__Record set__

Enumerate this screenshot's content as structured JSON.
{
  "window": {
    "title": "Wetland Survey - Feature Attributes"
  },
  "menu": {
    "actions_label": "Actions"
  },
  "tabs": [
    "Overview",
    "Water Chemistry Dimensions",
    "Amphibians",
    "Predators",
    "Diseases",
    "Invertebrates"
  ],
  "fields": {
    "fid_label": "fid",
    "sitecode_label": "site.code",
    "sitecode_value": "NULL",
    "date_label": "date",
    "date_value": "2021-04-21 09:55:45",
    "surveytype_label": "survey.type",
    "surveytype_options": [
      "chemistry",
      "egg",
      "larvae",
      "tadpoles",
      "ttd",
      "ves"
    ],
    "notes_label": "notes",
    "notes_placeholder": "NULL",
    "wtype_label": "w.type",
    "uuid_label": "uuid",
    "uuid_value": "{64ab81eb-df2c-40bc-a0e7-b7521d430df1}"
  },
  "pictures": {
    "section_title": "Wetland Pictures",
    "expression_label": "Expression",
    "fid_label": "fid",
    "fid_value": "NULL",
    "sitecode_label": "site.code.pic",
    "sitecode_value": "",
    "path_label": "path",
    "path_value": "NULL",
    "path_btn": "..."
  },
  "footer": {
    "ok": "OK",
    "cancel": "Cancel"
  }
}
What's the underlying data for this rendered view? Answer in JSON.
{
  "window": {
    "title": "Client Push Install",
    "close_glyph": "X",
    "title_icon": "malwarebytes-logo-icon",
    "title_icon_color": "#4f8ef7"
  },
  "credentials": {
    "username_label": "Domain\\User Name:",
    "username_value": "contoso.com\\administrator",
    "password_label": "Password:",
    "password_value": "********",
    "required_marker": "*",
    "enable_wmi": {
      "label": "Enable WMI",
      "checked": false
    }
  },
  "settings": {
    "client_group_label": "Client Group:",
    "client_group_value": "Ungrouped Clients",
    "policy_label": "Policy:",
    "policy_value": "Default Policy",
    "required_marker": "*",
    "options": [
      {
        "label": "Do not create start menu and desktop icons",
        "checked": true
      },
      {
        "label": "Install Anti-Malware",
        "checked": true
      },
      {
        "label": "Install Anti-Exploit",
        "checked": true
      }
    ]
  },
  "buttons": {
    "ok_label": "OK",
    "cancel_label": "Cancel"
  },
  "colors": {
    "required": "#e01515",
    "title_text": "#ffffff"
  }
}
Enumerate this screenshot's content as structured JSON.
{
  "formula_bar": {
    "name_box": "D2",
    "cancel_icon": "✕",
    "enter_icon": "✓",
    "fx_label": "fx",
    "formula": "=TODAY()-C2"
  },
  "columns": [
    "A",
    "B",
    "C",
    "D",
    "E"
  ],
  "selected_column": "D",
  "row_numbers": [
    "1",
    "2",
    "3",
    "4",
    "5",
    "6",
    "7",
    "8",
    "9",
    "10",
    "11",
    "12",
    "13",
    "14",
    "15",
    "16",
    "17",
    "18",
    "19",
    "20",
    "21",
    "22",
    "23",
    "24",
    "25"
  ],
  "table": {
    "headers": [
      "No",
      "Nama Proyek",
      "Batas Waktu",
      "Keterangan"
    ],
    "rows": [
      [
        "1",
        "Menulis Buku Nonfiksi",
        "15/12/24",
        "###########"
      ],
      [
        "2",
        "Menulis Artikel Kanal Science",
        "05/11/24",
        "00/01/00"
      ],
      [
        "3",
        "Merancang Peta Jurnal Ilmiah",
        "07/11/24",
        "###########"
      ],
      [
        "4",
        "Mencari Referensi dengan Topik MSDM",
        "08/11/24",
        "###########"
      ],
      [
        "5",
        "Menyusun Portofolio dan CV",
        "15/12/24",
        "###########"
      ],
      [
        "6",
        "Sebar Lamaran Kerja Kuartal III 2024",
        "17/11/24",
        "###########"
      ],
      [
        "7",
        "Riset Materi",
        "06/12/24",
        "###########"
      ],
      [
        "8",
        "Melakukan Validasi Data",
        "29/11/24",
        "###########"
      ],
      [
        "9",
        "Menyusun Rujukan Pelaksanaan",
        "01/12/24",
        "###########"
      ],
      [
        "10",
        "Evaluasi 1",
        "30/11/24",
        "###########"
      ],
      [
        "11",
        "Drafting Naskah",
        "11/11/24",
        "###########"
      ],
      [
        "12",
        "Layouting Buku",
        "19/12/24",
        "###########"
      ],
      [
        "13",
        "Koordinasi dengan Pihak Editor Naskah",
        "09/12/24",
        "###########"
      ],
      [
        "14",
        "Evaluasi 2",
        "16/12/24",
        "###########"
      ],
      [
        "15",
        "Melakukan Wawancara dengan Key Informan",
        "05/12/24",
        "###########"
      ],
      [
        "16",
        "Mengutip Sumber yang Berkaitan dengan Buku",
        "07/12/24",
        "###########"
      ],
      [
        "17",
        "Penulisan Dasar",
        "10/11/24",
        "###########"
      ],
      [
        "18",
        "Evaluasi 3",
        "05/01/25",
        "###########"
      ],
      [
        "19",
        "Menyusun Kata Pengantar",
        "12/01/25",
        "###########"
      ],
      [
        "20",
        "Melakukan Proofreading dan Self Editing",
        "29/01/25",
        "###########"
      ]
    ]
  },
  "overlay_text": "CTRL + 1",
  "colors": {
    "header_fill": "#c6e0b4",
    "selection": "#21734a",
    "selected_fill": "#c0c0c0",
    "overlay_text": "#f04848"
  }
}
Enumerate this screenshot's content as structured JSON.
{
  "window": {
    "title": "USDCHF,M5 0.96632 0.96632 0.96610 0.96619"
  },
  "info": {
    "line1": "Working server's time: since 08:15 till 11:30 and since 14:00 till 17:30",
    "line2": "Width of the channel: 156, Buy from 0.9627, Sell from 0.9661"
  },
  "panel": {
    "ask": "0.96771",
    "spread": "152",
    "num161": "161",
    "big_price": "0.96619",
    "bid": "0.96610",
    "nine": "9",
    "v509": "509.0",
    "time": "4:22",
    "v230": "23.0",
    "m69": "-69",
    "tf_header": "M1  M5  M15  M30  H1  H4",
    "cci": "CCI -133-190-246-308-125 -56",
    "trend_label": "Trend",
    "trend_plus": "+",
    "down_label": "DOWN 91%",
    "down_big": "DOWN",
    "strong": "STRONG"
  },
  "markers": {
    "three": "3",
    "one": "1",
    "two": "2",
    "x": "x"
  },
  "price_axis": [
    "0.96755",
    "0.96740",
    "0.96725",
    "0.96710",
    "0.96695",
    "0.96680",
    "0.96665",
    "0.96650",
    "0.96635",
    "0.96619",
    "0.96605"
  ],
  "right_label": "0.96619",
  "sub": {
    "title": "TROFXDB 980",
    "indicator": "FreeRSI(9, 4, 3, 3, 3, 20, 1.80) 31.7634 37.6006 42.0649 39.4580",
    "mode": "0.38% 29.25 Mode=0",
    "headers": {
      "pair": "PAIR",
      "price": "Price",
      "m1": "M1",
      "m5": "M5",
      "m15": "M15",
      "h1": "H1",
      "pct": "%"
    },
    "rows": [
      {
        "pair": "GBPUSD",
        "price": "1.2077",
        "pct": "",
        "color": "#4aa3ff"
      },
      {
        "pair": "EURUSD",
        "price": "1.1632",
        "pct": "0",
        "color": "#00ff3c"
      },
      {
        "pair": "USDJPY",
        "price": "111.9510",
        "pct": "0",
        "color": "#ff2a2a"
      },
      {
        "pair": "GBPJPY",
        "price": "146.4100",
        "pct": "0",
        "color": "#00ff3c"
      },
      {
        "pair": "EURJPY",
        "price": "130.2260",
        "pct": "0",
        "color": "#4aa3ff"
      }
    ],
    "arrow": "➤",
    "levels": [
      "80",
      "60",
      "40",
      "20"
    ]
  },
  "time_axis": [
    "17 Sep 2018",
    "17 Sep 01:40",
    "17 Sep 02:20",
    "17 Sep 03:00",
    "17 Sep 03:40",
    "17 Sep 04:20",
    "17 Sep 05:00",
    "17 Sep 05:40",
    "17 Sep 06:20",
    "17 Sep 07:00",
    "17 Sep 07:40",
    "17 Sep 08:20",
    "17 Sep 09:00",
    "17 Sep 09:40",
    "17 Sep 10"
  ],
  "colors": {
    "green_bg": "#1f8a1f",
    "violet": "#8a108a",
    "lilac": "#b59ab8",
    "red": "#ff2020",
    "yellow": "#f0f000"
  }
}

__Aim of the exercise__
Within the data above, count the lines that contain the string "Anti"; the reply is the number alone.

__The completed task__
2